[WORK TO BE COMPLETED] Copy, from the material below, each line where "caption" shows up.

[RECORDS FOR THIS EXERCISE]
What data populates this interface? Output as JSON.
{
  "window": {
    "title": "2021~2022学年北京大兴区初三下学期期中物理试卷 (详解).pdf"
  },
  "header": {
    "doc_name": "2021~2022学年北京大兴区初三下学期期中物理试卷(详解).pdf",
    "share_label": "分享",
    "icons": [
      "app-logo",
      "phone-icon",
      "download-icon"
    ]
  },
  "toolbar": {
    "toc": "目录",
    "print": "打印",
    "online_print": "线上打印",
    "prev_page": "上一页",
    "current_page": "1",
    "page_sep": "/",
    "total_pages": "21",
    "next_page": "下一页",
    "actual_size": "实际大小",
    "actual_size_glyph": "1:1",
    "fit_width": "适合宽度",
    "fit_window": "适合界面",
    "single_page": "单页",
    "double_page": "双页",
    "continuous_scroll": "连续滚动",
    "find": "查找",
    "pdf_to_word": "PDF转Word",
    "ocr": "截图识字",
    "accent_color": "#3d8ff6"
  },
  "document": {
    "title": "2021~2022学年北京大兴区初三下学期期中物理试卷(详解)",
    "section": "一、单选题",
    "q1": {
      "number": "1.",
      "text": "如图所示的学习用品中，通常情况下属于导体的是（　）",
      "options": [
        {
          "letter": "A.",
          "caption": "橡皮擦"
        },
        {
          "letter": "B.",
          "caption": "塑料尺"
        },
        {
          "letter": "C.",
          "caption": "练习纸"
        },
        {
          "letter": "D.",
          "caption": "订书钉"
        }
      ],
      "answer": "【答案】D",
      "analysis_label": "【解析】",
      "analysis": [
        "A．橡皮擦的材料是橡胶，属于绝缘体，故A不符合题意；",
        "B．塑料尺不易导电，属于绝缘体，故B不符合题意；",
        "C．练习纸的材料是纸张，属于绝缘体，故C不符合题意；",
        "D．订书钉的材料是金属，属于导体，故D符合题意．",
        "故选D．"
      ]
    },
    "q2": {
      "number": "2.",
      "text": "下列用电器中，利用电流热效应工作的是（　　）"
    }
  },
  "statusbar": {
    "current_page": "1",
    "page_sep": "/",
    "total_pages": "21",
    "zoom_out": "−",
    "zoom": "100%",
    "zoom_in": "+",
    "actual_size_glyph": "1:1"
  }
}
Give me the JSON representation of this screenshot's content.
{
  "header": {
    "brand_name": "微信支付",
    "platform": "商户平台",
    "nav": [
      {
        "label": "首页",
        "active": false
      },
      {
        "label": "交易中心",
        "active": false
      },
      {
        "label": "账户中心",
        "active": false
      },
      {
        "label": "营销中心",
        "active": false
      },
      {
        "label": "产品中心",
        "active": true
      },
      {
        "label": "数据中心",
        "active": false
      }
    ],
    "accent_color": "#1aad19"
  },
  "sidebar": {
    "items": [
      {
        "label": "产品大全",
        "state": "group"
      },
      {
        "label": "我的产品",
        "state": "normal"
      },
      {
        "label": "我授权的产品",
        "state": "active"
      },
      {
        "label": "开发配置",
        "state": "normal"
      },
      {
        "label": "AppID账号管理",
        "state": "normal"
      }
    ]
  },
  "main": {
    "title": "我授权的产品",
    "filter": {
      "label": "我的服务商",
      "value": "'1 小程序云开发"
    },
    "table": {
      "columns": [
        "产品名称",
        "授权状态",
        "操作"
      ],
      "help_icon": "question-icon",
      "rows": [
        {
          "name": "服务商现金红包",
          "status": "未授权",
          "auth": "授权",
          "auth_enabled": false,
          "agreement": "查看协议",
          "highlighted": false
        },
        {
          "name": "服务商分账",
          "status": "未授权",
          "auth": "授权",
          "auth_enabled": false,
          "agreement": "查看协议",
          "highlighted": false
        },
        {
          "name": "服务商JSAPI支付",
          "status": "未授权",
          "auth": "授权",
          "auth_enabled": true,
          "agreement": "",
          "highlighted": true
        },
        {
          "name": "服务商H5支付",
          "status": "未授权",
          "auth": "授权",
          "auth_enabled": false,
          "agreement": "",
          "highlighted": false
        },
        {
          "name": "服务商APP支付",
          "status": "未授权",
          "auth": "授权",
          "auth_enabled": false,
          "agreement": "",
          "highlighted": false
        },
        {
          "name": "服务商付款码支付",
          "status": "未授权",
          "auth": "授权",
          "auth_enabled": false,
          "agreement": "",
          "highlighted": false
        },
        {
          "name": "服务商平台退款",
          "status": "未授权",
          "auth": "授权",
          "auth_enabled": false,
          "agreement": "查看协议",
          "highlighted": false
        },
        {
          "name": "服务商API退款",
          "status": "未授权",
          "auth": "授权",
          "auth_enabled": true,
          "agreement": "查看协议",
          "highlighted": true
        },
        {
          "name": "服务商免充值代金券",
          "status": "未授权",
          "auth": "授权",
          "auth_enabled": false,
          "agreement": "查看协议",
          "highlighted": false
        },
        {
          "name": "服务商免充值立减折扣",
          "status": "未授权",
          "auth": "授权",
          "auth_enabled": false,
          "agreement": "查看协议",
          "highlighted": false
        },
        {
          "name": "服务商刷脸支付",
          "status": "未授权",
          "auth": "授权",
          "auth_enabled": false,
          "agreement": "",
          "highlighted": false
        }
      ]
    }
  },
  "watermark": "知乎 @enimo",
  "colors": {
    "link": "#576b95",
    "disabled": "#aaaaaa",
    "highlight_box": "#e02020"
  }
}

[OUTPUT FOR THIS TASK]
          "caption": "橡皮擦"
          "caption": "塑料尺"
          "caption": "练习纸"
          "caption": "订书钉"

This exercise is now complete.